INPUT DATA »
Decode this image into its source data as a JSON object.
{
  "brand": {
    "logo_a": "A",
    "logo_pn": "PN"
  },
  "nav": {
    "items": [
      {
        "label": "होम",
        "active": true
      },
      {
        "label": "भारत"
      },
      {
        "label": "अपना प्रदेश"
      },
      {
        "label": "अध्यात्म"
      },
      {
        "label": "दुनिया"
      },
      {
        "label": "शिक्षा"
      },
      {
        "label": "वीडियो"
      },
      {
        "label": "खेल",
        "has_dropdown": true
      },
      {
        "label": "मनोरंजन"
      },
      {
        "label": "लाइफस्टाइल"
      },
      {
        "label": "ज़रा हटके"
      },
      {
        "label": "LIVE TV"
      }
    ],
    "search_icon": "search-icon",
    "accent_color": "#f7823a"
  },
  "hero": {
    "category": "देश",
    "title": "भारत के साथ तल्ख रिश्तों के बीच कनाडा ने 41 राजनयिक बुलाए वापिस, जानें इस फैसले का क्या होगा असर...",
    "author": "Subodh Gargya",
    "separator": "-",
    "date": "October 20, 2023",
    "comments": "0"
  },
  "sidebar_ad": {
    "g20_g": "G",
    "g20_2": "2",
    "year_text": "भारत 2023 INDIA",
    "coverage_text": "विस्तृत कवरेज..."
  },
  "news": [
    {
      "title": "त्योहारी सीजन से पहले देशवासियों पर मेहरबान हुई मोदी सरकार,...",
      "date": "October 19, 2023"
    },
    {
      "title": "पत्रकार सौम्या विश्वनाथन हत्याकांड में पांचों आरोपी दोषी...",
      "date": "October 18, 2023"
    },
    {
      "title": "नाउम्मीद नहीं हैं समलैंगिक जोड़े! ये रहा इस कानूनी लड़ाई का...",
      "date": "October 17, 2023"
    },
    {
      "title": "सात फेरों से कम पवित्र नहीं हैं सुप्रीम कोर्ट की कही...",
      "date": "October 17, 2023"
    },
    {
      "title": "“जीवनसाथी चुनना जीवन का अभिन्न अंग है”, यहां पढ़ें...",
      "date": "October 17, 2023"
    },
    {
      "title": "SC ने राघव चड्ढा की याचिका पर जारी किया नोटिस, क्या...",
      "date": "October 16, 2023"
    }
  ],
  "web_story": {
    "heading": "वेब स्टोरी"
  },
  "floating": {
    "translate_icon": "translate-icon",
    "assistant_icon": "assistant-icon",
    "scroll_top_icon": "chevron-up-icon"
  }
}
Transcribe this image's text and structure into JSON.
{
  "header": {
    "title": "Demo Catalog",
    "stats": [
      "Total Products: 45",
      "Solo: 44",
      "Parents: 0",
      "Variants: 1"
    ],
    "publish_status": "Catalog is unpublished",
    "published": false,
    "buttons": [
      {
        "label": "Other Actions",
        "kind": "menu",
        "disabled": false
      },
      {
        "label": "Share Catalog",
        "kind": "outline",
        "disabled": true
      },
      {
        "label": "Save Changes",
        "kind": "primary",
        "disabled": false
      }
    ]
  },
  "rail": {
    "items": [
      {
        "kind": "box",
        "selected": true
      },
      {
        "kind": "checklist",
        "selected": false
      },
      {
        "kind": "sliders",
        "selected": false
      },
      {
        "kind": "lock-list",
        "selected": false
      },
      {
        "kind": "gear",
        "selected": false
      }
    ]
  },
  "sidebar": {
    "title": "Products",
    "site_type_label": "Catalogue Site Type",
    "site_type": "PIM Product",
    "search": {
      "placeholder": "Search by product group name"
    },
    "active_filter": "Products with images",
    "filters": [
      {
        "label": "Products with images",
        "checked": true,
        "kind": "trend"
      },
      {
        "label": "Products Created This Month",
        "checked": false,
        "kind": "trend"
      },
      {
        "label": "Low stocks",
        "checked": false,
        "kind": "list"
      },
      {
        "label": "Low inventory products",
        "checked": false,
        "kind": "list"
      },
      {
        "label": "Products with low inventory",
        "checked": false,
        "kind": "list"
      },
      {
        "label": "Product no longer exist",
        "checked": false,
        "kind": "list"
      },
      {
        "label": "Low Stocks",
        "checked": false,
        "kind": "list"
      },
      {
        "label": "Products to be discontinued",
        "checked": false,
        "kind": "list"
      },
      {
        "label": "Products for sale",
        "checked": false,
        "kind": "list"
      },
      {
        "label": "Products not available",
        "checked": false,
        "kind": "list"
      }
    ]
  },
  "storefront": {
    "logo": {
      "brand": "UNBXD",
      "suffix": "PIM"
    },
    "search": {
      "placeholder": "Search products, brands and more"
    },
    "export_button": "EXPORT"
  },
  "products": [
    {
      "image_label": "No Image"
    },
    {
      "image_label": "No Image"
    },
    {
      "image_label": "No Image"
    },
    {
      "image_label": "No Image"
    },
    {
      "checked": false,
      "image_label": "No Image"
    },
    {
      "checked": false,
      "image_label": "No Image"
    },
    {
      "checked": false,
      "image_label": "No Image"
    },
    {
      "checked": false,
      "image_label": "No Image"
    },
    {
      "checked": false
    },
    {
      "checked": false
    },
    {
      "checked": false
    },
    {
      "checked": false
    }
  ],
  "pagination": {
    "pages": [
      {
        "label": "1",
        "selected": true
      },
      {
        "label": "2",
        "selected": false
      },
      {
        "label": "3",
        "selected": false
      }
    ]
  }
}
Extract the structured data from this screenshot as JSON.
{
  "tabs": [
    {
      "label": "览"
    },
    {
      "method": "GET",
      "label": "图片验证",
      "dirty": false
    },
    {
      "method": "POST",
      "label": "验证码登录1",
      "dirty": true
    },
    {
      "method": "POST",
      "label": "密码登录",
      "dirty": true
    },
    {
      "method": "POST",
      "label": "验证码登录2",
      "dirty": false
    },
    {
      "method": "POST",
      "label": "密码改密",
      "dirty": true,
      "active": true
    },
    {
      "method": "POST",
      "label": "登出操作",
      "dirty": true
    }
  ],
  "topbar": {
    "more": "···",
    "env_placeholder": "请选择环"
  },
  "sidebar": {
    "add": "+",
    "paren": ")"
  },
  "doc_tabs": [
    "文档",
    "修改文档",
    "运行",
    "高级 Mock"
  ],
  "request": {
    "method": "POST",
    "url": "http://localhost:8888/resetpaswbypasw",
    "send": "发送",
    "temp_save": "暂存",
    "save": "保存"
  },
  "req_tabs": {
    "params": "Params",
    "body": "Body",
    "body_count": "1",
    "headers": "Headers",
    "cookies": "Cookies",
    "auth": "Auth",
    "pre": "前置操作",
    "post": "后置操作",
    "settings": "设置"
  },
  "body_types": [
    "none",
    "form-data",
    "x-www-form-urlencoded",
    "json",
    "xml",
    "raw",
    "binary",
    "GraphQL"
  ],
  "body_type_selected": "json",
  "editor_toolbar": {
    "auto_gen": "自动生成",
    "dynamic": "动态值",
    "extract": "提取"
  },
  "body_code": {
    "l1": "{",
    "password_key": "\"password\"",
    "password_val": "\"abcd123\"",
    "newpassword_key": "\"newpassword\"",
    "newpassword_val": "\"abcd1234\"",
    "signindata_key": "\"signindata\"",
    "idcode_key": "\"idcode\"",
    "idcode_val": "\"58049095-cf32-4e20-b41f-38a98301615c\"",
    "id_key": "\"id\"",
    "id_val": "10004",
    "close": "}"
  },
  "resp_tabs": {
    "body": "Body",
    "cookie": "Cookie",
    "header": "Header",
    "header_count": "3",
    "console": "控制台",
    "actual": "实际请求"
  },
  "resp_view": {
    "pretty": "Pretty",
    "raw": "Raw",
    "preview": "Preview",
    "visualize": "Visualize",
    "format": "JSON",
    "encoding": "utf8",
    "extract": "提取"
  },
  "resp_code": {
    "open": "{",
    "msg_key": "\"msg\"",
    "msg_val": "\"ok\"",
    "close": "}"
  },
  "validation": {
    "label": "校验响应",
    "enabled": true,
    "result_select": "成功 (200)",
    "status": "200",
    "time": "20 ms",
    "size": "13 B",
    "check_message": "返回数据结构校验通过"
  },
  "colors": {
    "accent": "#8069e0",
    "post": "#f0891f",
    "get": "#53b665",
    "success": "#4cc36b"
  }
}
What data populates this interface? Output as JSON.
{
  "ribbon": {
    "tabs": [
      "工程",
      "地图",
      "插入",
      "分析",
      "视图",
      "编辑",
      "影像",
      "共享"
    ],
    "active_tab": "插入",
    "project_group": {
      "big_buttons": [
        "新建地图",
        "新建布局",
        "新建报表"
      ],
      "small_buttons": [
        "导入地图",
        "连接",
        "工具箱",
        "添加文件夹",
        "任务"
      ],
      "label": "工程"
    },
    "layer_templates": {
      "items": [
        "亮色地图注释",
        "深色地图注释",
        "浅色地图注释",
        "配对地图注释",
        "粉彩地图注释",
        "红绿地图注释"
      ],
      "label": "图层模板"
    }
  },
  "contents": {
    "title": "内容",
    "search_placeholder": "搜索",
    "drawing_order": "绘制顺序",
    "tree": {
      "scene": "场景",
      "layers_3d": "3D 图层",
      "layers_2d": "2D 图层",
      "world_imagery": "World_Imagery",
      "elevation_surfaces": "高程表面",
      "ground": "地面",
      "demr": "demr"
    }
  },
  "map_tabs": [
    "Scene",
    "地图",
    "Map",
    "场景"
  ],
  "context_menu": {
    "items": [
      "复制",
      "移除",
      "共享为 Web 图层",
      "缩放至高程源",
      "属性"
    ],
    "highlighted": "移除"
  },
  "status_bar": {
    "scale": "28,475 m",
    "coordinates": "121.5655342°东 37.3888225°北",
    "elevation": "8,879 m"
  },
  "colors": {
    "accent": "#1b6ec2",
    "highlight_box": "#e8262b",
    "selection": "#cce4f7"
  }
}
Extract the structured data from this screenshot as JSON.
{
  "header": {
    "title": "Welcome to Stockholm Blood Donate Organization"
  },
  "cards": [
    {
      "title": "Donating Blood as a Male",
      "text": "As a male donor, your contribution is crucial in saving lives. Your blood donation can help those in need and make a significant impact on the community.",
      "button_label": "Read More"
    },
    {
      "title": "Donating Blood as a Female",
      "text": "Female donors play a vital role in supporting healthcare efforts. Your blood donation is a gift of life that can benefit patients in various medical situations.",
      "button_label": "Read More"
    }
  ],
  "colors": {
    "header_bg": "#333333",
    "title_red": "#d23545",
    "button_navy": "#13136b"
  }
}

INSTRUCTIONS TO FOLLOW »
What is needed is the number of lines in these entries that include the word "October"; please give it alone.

SOLUTION FOR THIS TASK »
7